__Data for this task__
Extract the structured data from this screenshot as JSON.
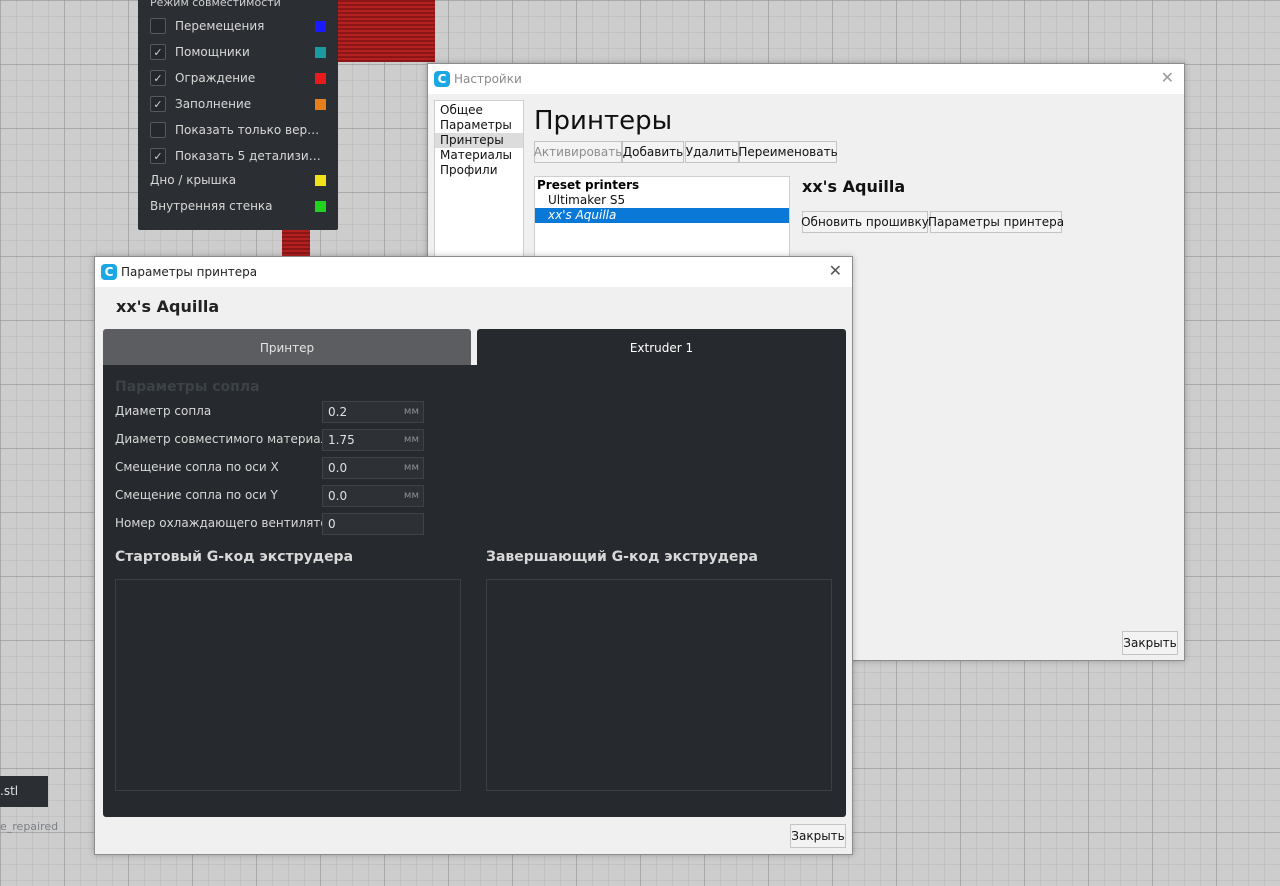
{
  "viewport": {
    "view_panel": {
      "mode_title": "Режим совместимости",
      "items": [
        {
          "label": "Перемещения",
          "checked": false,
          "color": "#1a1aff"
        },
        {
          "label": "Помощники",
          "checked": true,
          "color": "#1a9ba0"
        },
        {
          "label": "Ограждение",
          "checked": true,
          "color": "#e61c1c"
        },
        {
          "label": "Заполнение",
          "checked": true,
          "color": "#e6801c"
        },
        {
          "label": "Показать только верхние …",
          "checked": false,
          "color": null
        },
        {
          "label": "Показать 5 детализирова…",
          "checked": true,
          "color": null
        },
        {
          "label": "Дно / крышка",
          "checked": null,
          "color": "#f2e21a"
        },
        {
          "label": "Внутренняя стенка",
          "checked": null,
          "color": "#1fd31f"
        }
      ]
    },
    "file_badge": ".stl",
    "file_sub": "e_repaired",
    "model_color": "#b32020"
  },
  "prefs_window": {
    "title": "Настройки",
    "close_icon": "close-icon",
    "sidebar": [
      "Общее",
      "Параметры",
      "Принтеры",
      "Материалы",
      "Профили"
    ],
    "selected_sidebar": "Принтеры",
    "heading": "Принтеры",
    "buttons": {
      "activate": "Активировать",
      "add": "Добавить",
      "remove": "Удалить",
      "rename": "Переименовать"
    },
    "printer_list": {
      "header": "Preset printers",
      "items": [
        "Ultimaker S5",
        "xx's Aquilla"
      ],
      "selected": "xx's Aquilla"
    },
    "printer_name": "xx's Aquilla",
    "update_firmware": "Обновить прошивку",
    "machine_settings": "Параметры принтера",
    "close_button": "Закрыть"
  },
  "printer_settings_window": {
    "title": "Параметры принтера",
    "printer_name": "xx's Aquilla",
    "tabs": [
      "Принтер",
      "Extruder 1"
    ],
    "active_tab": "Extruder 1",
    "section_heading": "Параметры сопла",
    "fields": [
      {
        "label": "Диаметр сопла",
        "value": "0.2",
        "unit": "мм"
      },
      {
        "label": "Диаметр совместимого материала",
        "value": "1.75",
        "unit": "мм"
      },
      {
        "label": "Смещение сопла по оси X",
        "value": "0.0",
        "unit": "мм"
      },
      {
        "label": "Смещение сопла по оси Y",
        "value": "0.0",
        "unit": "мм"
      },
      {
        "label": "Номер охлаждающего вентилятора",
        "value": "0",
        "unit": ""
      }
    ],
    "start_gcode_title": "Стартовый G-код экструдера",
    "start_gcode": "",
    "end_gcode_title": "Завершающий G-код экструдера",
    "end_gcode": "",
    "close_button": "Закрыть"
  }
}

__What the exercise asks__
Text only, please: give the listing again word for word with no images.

__Result__
Extract the structured data from this screenshot as JSON.
{
  "viewport": {
    "view_panel": {
      "mode_title": "Режим совместимости",
      "items": [
        {
          "label": "Перемещения",
          "checked": false,
          "color": "#1a1aff"
        },
        {
          "label": "Помощники",
          "checked": true,
          "color": "#1a9ba0"
        },
        {
          "label": "Ограждение",
          "checked": true,
          "color": "#e61c1c"
        },
        {
          "label": "Заполнение",
          "checked": true,
          "color": "#e6801c"
        },
        {
          "label": "Показать только верхние …",
          "checked": false,
          "color": null
        },
        {
          "label": "Показать 5 детализирова…",
          "checked": true,
          "color": null
        },
        {
          "label": "Дно / крышка",
          "checked": null,
          "color": "#f2e21a"
        },
        {
          "label": "Внутренняя стенка",
          "checked": null,
          "color": "#1fd31f"
        }
      ]
    },
    "file_badge": ".stl",
    "file_sub": "e_repaired",
    "model_color": "#b32020"
  },
  "prefs_window": {
    "title": "Настройки",
    "close_icon": "close-icon",
    "sidebar": [
      "Общее",
      "Параметры",
      "Принтеры",
      "Материалы",
      "Профили"
    ],
    "selected_sidebar": "Принтеры",
    "heading": "Принтеры",
    "buttons": {
      "activate": "Активировать",
      "add": "Добавить",
      "remove": "Удалить",
      "rename": "Переименовать"
    },
    "printer_list": {
      "header": "Preset printers",
      "items": [
        "Ultimaker S5",
        "xx's Aquilla"
      ],
      "selected": "xx's Aquilla"
    },
    "printer_name": "xx's Aquilla",
    "update_firmware": "Обновить прошивку",
    "machine_settings": "Параметры принтера",
    "close_button": "Закрыть"
  },
  "printer_settings_window": {
    "title": "Параметры принтера",
    "printer_name": "xx's Aquilla",
    "tabs": [
      "Принтер",
      "Extruder 1"
    ],
    "active_tab": "Extruder 1",
    "section_heading": "Параметры сопла",
    "fields": [
      {
        "label": "Диаметр сопла",
        "value": "0.2",
        "unit": "мм"
      },
      {
        "label": "Диаметр совместимого материала",
        "value": "1.75",
        "unit": "мм"
      },
      {
        "label": "Смещение сопла по оси X",
        "value": "0.0",
        "unit": "мм"
      },
      {
        "label": "Смещение сопла по оси Y",
        "value": "0.0",
        "unit": "мм"
      },
      {
        "label": "Номер охлаждающего вентилятора",
        "value": "0",
        "unit": ""
      }
    ],
    "start_gcode_title": "Стартовый G-код экструдера",
    "start_gcode": "",
    "end_gcode_title": "Завершающий G-код экструдера",
    "end_gcode": "",
    "close_button": "Закрыть"
  }
}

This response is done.